++++ Input records

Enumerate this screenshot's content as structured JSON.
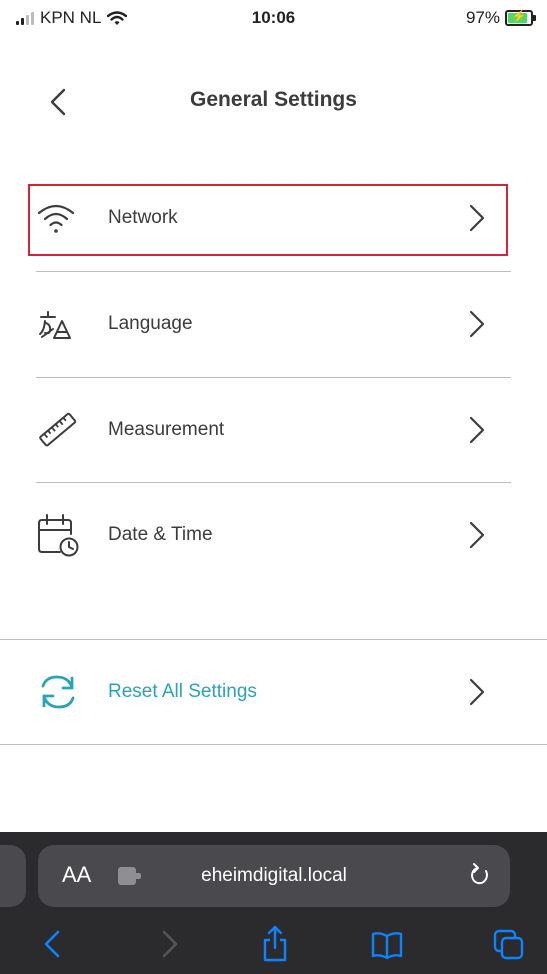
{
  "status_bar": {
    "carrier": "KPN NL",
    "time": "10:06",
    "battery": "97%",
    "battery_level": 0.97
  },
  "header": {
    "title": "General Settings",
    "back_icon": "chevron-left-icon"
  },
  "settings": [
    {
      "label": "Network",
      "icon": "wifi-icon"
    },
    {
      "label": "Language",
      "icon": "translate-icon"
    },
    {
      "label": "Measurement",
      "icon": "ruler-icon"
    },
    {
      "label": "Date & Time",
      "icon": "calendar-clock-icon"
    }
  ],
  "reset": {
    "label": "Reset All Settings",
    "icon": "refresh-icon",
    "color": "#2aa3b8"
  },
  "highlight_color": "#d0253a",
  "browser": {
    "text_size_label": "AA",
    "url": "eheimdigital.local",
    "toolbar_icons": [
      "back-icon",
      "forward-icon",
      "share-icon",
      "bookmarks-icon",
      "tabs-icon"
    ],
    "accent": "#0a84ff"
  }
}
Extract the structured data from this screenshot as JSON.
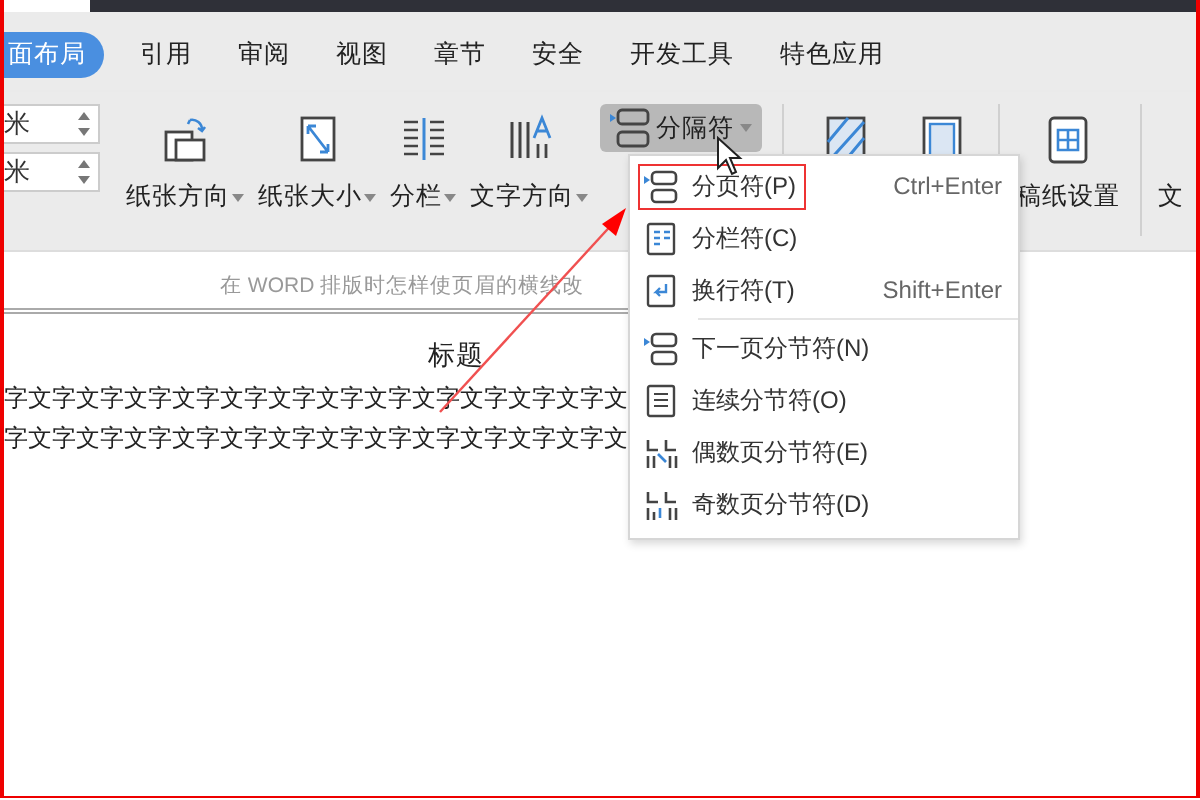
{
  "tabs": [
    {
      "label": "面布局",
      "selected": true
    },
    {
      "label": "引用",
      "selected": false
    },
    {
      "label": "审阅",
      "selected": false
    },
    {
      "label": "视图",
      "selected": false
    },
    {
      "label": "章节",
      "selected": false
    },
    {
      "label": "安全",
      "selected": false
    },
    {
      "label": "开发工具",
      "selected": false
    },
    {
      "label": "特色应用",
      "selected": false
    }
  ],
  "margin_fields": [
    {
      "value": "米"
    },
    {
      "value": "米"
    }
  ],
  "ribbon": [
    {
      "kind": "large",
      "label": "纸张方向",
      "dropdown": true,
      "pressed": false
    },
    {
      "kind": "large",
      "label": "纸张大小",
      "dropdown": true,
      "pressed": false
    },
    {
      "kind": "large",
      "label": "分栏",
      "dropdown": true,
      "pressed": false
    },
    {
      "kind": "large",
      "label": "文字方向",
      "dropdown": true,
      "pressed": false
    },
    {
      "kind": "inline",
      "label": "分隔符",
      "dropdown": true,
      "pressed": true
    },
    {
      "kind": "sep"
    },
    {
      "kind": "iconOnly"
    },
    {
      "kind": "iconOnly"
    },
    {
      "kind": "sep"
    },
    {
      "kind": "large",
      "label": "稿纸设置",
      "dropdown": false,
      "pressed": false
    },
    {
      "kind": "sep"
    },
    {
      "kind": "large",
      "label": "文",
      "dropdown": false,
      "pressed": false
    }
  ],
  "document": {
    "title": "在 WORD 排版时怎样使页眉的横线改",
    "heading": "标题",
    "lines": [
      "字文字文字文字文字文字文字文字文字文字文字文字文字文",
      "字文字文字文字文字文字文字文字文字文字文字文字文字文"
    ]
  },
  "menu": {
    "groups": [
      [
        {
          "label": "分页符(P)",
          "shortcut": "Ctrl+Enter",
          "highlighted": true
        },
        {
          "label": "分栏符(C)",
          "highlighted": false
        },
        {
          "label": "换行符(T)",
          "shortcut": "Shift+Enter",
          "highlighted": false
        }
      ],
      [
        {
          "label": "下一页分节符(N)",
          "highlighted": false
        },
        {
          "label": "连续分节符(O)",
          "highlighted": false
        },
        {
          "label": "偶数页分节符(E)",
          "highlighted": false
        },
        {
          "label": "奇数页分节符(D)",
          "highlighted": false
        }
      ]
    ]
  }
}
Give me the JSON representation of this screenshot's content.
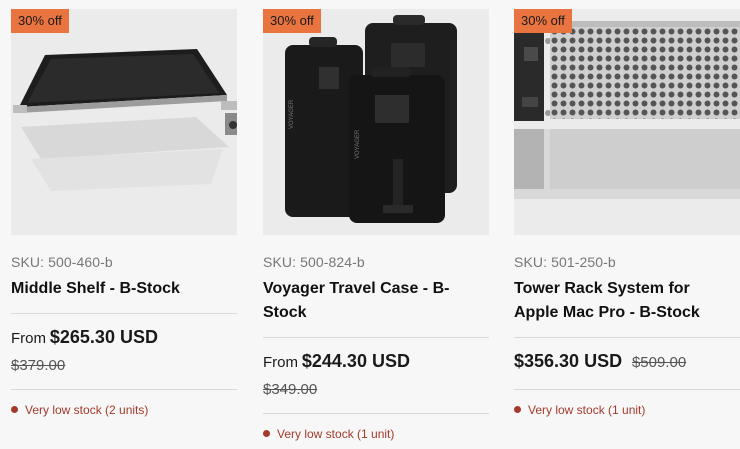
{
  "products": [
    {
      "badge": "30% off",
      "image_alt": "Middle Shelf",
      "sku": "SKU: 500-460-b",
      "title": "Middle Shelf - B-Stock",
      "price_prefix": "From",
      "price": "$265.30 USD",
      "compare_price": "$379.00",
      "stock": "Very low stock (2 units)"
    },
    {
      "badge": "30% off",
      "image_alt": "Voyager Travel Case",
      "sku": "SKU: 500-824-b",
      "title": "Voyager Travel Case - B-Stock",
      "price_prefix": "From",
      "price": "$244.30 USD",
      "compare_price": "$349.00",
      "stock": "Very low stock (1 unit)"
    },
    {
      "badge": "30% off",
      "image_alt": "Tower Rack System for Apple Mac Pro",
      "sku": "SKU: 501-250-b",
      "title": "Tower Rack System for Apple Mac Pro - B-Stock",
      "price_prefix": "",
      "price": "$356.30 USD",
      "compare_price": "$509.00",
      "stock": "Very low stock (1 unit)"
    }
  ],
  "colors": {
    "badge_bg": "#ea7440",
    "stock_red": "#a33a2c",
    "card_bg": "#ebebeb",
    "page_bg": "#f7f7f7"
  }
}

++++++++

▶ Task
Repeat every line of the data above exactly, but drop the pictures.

▶ Output of the task
Enumerate this screenshot's content as structured JSON.
{
  "status_bar": {
    "carrier": "KPN NL",
    "time": "10:06",
    "battery": "97%",
    "battery_level": 0.97
  },
  "header": {
    "title": "General Settings",
    "back_icon": "chevron-left-icon"
  },
  "settings": [
    {
      "label": "Network",
      "icon": "wifi-icon"
    },
    {
      "label": "Language",
      "icon": "translate-icon"
    },
    {
      "label": "Measurement",
      "icon": "ruler-icon"
    },
    {
      "label": "Date & Time",
      "icon": "calendar-clock-icon"
    }
  ],
  "reset": {
    "label": "Reset All Settings",
    "icon": "refresh-icon",
    "color": "#2aa3b8"
  },
  "highlight_color": "#d0253a",
  "browser": {
    "text_size_label": "AA",
    "url": "eheimdigital.local",
    "toolbar_icons": [
      "back-icon",
      "forward-icon",
      "share-icon",
      "bookmarks-icon",
      "tabs-icon"
    ],
    "accent": "#0a84ff"
  }
}
Extract the structured data from this screenshot as JSON.
{
  "tabs": [
    {
      "label": "面布局",
      "selected": true
    },
    {
      "label": "引用",
      "selected": false
    },
    {
      "label": "审阅",
      "selected": false
    },
    {
      "label": "视图",
      "selected": false
    },
    {
      "label": "章节",
      "selected": false
    },
    {
      "label": "安全",
      "selected": false
    },
    {
      "label": "开发工具",
      "selected": false
    },
    {
      "label": "特色应用",
      "selected": false
    }
  ],
  "margin_fields": [
    {
      "value": "米"
    },
    {
      "value": "米"
    }
  ],
  "ribbon": [
    {
      "kind": "large",
      "label": "纸张方向",
      "dropdown": true,
      "pressed": false
    },
    {
      "kind": "large",
      "label": "纸张大小",
      "dropdown": true,
      "pressed": false
    },
    {
      "kind": "large",
      "label": "分栏",
      "dropdown": true,
      "pressed": false
    },
    {
      "kind": "large",
      "label": "文字方向",
      "dropdown": true,
      "pressed": false
    },
    {
      "kind": "inline",
      "label": "分隔符",
      "dropdown": true,
      "pressed": true
    },
    {
      "kind": "sep"
    },
    {
      "kind": "iconOnly"
    },
    {
      "kind": "iconOnly"
    },
    {
      "kind": "sep"
    },
    {
      "kind": "large",
      "label": "稿纸设置",
      "dropdown": false,
      "pressed": false
    },
    {
      "kind": "sep"
    },
    {
      "kind": "large",
      "label": "文",
      "dropdown": false,
      "pressed": false
    }
  ],
  "document": {
    "title": "在 WORD 排版时怎样使页眉的横线改",
    "heading": "标题",
    "lines": [
      "字文字文字文字文字文字文字文字文字文字文字文字文字文",
      "字文字文字文字文字文字文字文字文字文字文字文字文字文"
    ]
  },
  "menu": {
    "groups": [
      [
        {
          "label": "分页符(P)",
          "shortcut": "Ctrl+Enter",
          "highlighted": true
        },
        {
          "label": "分栏符(C)",
          "highlighted": false
        },
        {
          "label": "换行符(T)",
          "shortcut": "Shift+Enter",
          "highlighted": false
        }
      ],
      [
        {
          "label": "下一页分节符(N)",
          "highlighted": false
        },
        {
          "label": "连续分节符(O)",
          "highlighted": false
        },
        {
          "label": "偶数页分节符(E)",
          "highlighted": false
        },
        {
          "label": "奇数页分节符(D)",
          "highlighted": false
        }
      ]
    ]
  }
}
Give me the JSON representation of this screenshot's content.
{
  "products": [
    {
      "badge": "30% off",
      "image_alt": "Middle Shelf",
      "sku": "SKU: 500-460-b",
      "title": "Middle Shelf - B-Stock",
      "price_prefix": "From",
      "price": "$265.30 USD",
      "compare_price": "$379.00",
      "stock": "Very low stock (2 units)"
    },
    {
      "badge": "30% off",
      "image_alt": "Voyager Travel Case",
      "sku": "SKU: 500-824-b",
      "title": "Voyager Travel Case - B-Stock",
      "price_prefix": "From",
      "price": "$244.30 USD",
      "compare_price": "$349.00",
      "stock": "Very low stock (1 unit)"
    },
    {
      "badge": "30% off",
      "image_alt": "Tower Rack System for Apple Mac Pro",
      "sku": "SKU: 501-250-b",
      "title": "Tower Rack System for Apple Mac Pro - B-Stock",
      "price_prefix": "",
      "price": "$356.30 USD",
      "compare_price": "$509.00",
      "stock": "Very low stock (1 unit)"
    }
  ],
  "colors": {
    "badge_bg": "#ea7440",
    "stock_red": "#a33a2c",
    "card_bg": "#ebebeb",
    "page_bg": "#f7f7f7"
  }
}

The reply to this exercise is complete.